The crux of it is our bodies were not meant to be idle, we need to move and the more we move the longer we should live (unless you move your body in front of a bus, then your standing desk probably won’t help with that).
Some tips to get started with a standing desk
Just like sitting can cause back and neck pain, standing for long periods can also cause back, leg, or foot pain so it’s a good idea to start slowly. Don’t buy one and expect to stand comfortably for 8 hours straight away when you’re body isn’t used to it.
I can walk for hours without issue but standing is different and I found it a little uncomfortable at first after the first hour or so, mainly in my lower back. It’s the same as exercise, if you haven’t been active for a while you cannot expect to go from doing nothing to running a marathon straight away; you need to build up to it, be patient, and stick to it.
Many experts suggest starting with 30-minute increments and increasing your standing time gradually to build up your resistance. This is just a guide though, do whatever works for you. Listen to your body and if you feel any aches or discomfort sit back down.
When you are standing, adjust your weight, go up and down on your toes and move around as much as your tasks allow. If you have the time little walks help too, even if it’s just up the hallway and back for a quick stretch.
What desk do I use?
I went for an adjustable desk, but I didn’t have to spend a fortune to get one. I grabbed a Wynston Sit Stand Desk from Office Works for $200.
It comes already built in the box (yeessss!) and you simply squeeze a lever either side of the desk to lift it up and down, easy.
You can of course go nuts and spend a lot more on these kinds of desks and get more bells and whistles, but this one suits me just fine.
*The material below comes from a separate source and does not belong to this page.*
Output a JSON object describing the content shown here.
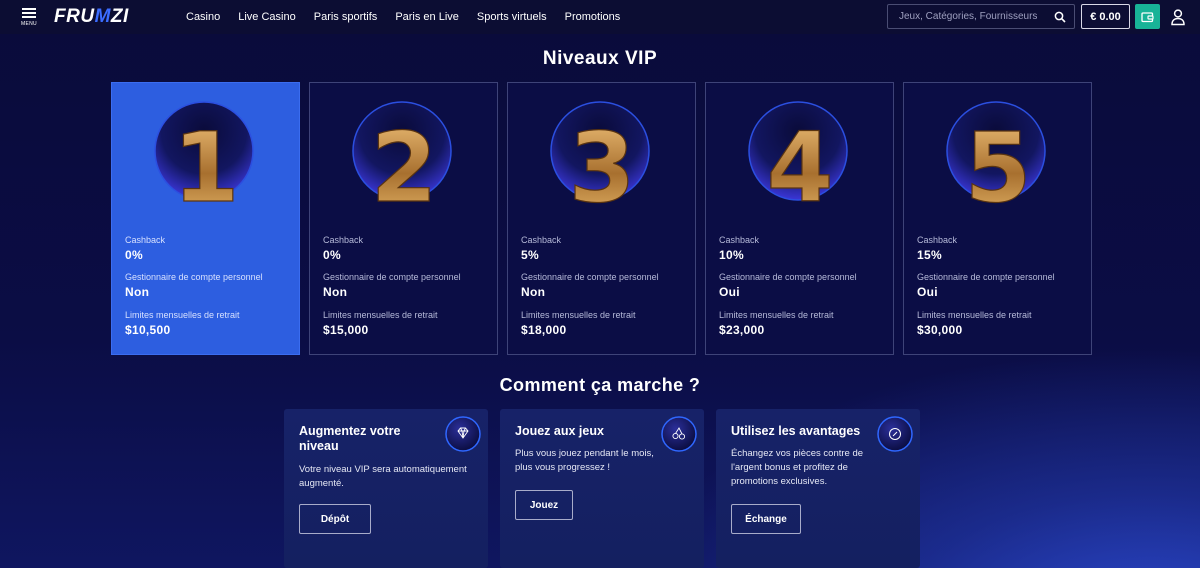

And for those wondering, no I don’t get a commission or anything for giving this desk a plug, it’s just a good product that I’m happy to personally recommend.
So what are you waiting for, get off your arse! 🙂
Share this article:
Hi there, I’m Libby and I’m a Web Developer, Strategist, and Founder of Rivmedia Web Design. I help entrepreneurs who have outgrown their current website to elevate their brand & scale their business.